(Dataset rows describing interfaces)
_ _ _ _ _

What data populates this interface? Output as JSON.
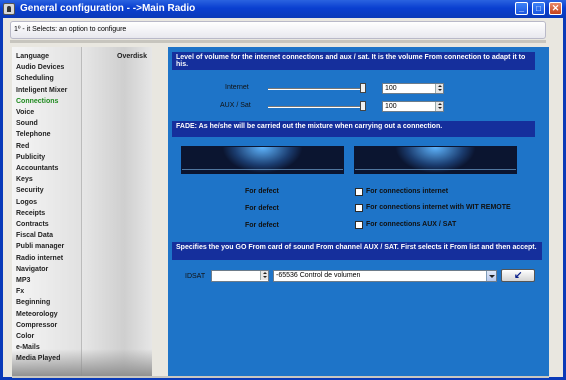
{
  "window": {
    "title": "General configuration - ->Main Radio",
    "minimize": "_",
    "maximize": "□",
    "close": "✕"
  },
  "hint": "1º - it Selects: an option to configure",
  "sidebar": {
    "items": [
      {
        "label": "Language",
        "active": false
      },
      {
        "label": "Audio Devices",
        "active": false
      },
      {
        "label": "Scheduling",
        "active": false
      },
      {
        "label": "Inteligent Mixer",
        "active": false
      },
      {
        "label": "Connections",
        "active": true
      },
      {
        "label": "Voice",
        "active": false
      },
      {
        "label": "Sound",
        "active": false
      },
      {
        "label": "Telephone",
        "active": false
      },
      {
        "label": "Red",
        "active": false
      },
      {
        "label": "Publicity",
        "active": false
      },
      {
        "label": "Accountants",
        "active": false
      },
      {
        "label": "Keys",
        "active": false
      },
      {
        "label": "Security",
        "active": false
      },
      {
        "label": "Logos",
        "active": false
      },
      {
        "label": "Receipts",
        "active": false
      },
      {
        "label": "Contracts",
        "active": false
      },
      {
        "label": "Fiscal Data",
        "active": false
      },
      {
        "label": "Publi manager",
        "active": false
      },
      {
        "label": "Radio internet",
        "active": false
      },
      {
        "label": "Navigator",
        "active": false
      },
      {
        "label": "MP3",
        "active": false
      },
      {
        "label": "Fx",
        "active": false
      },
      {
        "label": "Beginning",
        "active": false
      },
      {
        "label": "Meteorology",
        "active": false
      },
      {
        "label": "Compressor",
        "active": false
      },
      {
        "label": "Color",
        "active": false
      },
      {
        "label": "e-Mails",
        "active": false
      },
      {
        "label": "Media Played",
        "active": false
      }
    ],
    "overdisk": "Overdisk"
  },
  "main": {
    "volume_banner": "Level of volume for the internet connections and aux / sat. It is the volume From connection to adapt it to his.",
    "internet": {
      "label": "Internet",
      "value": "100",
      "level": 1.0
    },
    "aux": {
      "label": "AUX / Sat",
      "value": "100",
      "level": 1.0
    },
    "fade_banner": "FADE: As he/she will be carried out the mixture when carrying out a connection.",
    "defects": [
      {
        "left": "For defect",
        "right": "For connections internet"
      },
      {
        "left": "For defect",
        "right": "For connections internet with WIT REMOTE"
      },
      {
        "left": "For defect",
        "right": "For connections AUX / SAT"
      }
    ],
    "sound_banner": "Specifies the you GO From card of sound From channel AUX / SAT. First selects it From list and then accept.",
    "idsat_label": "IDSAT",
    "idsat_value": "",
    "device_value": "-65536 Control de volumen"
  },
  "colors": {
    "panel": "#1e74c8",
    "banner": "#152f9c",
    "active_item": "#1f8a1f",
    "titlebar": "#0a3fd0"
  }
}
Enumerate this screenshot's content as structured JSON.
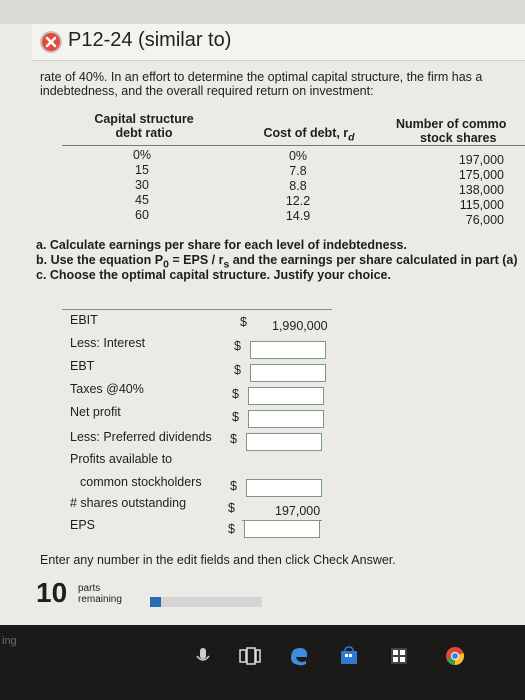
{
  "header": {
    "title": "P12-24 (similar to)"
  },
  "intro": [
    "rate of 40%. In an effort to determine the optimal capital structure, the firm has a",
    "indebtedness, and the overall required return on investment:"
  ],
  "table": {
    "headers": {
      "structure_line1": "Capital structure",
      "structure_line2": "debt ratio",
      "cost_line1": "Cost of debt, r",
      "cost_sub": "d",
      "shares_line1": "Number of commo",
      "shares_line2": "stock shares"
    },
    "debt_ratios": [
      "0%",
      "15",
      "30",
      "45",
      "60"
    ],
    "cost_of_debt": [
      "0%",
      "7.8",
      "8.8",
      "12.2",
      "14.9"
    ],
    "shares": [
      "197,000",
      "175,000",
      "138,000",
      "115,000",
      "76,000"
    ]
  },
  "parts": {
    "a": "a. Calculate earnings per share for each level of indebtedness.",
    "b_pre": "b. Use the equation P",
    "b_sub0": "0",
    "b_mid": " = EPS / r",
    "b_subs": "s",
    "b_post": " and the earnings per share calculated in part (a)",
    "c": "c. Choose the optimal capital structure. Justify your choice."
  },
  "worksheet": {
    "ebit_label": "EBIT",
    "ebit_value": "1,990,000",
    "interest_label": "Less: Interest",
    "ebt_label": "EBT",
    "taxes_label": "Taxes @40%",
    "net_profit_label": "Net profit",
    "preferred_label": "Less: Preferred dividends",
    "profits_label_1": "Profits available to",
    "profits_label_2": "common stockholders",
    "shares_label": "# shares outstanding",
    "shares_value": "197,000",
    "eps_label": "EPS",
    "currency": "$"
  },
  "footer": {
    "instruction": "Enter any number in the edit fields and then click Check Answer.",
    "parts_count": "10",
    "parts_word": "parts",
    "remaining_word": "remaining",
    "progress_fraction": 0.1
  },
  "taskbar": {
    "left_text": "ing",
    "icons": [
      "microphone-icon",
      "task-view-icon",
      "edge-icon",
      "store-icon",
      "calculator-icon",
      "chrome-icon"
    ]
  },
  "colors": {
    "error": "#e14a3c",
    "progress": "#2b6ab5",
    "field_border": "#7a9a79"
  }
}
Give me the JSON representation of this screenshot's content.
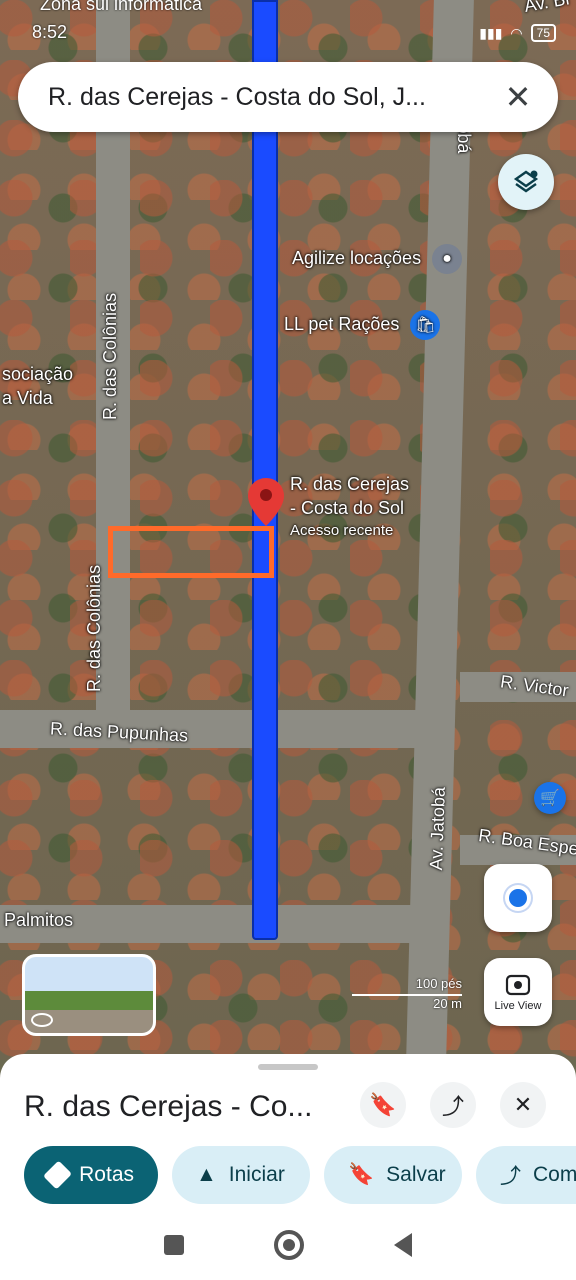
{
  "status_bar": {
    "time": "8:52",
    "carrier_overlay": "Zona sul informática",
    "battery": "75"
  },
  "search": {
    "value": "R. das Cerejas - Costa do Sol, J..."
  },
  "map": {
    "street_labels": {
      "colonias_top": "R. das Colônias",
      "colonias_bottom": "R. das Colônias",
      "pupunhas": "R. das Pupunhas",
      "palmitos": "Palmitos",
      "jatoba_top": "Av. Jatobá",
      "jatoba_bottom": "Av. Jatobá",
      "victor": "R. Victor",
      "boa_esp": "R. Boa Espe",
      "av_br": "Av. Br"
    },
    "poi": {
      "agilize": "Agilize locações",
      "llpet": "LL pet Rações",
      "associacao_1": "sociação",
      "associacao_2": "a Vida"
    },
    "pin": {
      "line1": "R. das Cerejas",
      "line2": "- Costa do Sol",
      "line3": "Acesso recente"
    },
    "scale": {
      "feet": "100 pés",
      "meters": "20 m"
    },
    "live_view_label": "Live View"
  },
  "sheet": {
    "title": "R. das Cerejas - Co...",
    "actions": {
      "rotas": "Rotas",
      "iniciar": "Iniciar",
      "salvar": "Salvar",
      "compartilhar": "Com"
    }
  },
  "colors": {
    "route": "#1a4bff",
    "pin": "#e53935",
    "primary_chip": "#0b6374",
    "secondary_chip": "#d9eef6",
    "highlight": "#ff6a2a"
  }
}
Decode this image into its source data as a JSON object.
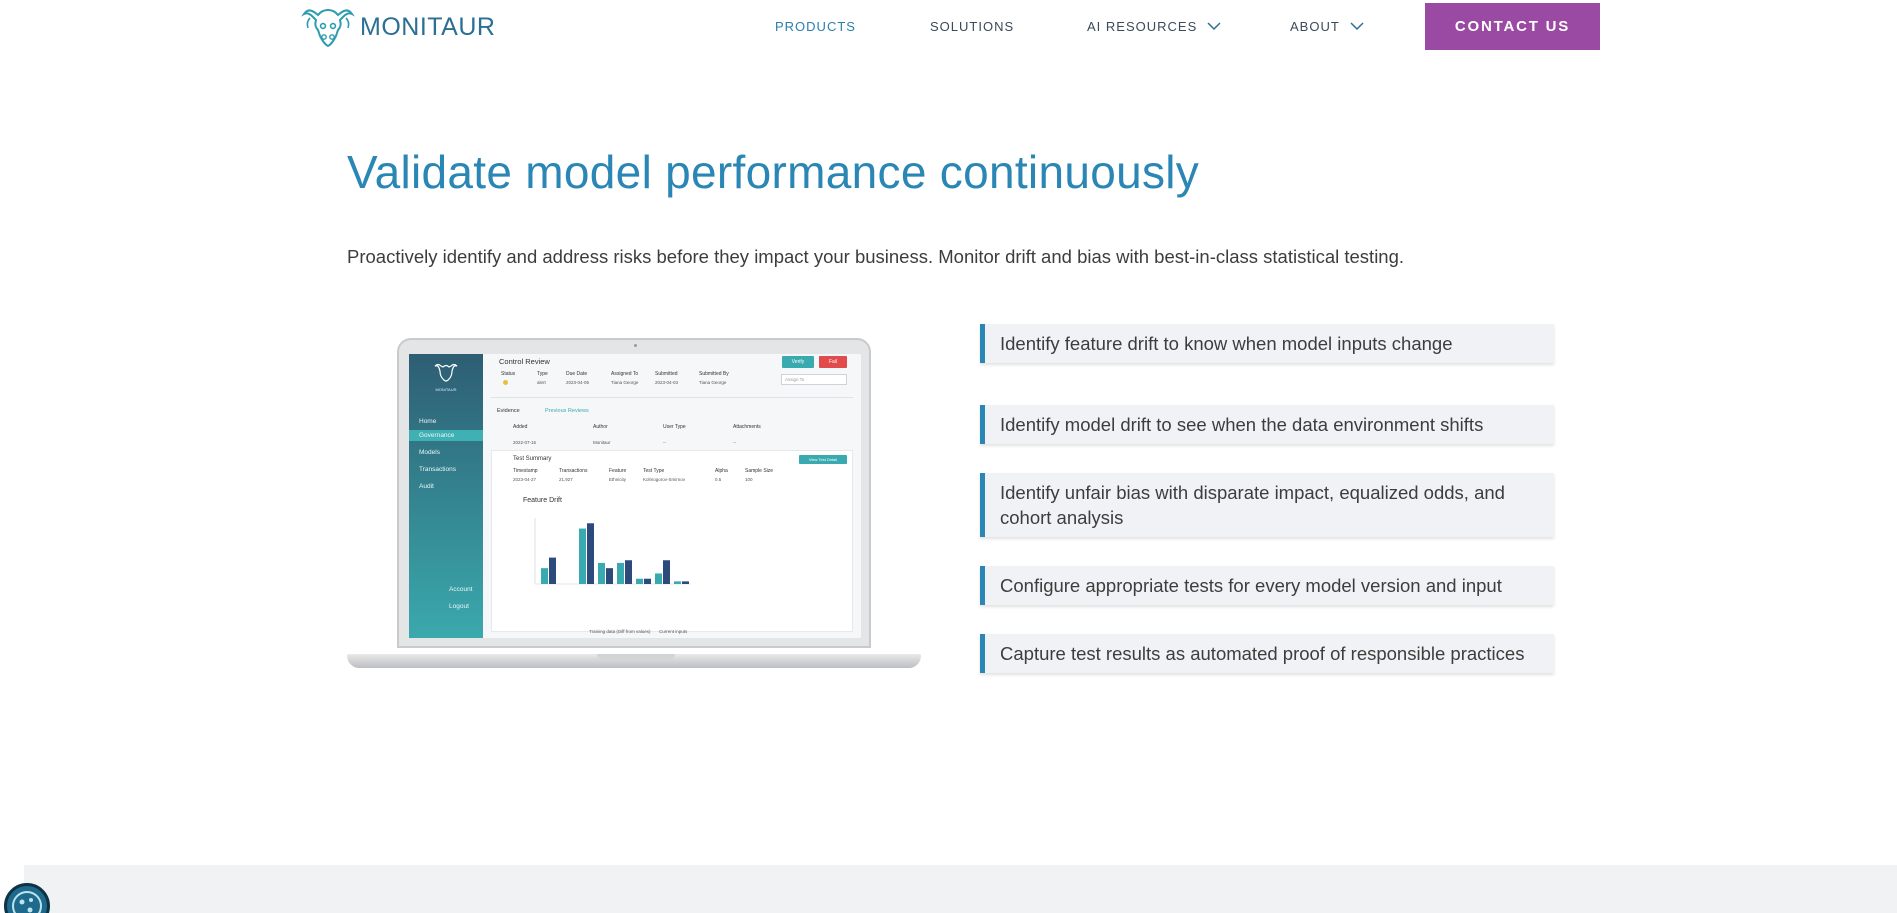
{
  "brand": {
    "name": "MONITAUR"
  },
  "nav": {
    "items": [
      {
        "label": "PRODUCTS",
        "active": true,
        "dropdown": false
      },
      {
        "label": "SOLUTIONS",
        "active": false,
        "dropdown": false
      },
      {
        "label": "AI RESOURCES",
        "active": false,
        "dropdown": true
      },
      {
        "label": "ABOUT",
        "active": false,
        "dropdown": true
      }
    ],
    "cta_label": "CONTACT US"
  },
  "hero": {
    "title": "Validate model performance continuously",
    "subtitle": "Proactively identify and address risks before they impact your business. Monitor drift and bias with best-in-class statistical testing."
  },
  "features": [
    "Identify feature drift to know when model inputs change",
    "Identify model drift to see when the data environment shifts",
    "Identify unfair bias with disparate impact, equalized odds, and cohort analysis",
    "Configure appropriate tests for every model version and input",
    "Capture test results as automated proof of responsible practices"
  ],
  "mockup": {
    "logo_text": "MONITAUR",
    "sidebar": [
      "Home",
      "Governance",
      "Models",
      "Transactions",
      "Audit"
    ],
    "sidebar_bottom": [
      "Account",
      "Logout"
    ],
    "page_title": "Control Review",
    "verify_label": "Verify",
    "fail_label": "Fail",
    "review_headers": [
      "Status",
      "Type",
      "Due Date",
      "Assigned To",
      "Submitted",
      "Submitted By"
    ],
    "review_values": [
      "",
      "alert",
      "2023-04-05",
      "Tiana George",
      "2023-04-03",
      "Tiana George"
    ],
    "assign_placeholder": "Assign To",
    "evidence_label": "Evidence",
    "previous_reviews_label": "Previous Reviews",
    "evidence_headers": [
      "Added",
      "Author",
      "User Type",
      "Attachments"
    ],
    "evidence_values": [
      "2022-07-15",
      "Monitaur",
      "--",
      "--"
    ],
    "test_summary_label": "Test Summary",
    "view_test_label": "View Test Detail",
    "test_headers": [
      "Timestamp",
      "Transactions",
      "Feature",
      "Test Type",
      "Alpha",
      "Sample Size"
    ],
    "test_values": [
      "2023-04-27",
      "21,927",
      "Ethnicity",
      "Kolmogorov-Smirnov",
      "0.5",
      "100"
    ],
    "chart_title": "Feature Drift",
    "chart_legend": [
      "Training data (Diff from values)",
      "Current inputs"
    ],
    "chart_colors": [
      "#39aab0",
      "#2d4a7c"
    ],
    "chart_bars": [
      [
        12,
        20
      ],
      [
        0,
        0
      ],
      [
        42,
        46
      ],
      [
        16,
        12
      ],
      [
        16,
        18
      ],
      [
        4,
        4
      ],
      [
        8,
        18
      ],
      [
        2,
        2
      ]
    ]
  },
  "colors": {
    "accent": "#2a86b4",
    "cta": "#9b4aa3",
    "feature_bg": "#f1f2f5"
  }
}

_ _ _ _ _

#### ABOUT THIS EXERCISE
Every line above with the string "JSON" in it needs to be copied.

#### ANSWER TO THE EXERCISE
What data populates this interface? Output as JSON.
Enumerate this screenshot's content as structured JSON.
Give me the JSON representation of this screenshot's content.
Decode this image into its source data as a JSON object.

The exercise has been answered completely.